▶ TASK: From the data below, tally each line that has "after" in it, then give that tally without comment.

▶ EXTRACTED MATERIAL:
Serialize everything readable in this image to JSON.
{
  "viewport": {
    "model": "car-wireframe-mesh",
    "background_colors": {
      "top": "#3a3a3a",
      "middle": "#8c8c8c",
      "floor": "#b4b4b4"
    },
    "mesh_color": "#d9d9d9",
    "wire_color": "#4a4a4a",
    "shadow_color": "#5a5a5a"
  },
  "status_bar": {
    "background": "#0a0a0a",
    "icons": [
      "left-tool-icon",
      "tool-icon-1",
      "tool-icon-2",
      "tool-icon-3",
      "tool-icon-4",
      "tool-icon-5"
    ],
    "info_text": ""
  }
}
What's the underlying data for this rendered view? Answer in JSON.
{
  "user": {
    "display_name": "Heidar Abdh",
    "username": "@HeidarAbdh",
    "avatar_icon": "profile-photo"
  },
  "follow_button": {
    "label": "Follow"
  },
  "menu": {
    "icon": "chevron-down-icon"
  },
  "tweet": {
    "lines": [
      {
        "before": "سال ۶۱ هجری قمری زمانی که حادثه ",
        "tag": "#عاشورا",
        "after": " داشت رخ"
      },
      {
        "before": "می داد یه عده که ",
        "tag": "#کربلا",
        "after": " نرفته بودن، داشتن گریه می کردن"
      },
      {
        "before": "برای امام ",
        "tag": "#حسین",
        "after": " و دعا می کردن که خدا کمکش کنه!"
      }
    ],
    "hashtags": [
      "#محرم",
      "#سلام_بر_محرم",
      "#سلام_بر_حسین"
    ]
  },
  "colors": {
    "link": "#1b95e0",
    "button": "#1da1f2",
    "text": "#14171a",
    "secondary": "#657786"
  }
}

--

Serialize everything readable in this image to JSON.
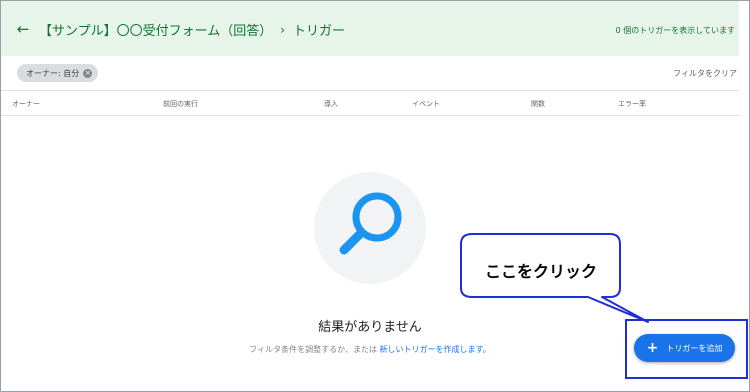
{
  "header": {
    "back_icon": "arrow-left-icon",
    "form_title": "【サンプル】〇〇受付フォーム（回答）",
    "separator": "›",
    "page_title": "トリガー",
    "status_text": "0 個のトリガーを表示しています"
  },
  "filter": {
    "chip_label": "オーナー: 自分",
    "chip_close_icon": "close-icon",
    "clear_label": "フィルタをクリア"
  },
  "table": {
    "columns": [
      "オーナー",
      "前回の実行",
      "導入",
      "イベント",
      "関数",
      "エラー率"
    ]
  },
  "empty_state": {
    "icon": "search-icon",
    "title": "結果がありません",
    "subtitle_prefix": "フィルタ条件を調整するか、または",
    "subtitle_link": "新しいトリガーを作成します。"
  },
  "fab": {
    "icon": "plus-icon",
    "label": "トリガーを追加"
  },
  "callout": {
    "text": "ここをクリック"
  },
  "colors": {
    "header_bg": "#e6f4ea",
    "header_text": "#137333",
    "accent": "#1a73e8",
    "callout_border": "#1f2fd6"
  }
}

▶ ANSWER BOX: 3